Academic: Work Experience Year 10 - 2017

Updated: Tue 17 Jan 2017   Share: Share on facebookShare on TwitterShare on MySpaceShare by Email



“Any Work Experience is invaluable.  I look at a CV and the first thing I see is Work Experience.  I will take someone on if they have had no experience in a kitchen, if they can prove they have got off their backside stacking shelves or being a paper boy.  It’s a simple life skill even if it’s not your first choice of a job.”

Michael Roux, Michelin Chef, ‘This Week’ Feb 2012 BBC1


When can you observe an operation at a veterinary practice, work in a fire station, or commute each day to a leading city banking firm? The answer is, by participating in the school’s annual Work Experience; these are just some of the occupations that current Year 11’s carried out during the Work Experience programme in June 2016.

As usual, the students rose to the challenge by going out into the work place and experiencing life outside the comfortable environment of school which can be both a revealing and rewarding experience.  Although the students are not necessarily doing a job that might be their chosen career, there are many benefits to be had; from renewing learning and motivation in the classroom, to teaching life skills and attributes that can be adapted and used in any future chosen training or profession.  Work Experience is no longer seen as CV fodder; this important curriculum dimension can really help students understand and acclimatise to the world of work not to mention the important social and cultural aspects.  For some students, Work Experience will be the first time they have come into contact with adults other than family members or teachers.  It’s not just social skills that are picked up; students are able to apply subject knowledge and expertise, both of which are an excellent way of raising self-esteem, confidence and independence - virtues that can be as important as academic qualifications.  They are able to make more informed career choices without long term commitment and after all, it may help decide what not to do as well as enthuse and inspire them in their chosen career area.

A successful period of Work Experience and a good reference can be a valuable asset for a student, giving them a competitive edge at either a job or university interview.   A stressed job market and high university fees means that a period of informal employment or internship might be crucial if our young people are to succeed and establish themselves.  The Work Experience programme and its importance should not be under-estimated and for students who embrace the initiative, the rewards are high.  It could even lead to some paid part-time work or an apprenticeship – there have been at least two students who have successfully turned their placement into an apprenticeship. Many of our intrepid Duke of Edinburgh explorers who undertook their bronze qualifying trip instead of Work Experience, recognise its importance and have asked for help with informal, summer, voluntary work.  This shows a very mature and forward thinking attitude and prospective employers can easily recognise motivation and interest in a student.

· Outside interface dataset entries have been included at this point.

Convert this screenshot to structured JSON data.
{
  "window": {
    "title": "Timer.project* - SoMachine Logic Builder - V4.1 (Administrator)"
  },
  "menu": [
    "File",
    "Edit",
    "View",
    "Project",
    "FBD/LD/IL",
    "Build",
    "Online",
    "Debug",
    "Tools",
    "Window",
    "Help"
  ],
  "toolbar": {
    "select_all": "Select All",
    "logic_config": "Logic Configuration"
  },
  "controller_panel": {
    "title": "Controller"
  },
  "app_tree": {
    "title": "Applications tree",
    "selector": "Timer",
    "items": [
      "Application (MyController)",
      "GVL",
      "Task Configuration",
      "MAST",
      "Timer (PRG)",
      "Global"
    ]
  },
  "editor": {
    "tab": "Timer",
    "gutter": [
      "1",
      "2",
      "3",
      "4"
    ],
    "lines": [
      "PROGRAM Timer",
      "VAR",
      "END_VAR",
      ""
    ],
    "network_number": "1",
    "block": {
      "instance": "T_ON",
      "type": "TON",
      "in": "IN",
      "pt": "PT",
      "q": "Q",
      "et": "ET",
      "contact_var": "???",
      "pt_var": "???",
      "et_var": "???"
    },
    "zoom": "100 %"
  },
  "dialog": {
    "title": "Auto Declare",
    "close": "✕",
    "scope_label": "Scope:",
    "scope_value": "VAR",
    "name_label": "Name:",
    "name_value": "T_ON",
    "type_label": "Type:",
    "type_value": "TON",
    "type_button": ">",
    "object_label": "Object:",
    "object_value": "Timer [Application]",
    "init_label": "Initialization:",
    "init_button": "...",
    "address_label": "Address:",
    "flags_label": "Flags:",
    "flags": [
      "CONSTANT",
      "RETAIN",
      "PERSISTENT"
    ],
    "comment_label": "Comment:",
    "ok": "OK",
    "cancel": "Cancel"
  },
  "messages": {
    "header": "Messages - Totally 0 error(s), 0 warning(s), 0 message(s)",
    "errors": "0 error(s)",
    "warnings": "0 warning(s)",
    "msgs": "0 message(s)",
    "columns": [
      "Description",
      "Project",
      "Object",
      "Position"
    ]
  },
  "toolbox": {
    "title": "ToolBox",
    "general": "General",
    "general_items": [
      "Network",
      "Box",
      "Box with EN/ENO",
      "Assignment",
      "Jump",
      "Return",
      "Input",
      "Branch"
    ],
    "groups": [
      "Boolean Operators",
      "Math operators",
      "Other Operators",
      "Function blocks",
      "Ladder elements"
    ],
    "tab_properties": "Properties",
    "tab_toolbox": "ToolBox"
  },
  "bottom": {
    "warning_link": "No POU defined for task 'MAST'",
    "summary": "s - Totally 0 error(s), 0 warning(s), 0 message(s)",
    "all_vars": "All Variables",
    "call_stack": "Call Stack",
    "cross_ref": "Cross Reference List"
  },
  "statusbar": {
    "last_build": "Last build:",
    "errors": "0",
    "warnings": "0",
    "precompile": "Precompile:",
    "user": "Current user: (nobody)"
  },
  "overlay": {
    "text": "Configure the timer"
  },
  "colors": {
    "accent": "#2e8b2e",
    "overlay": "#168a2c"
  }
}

I am always looking to expand the Work Experience database so if you can help with placements in any way, please do get in touch

Claire Jonas
Careers Advisor
Years 7-11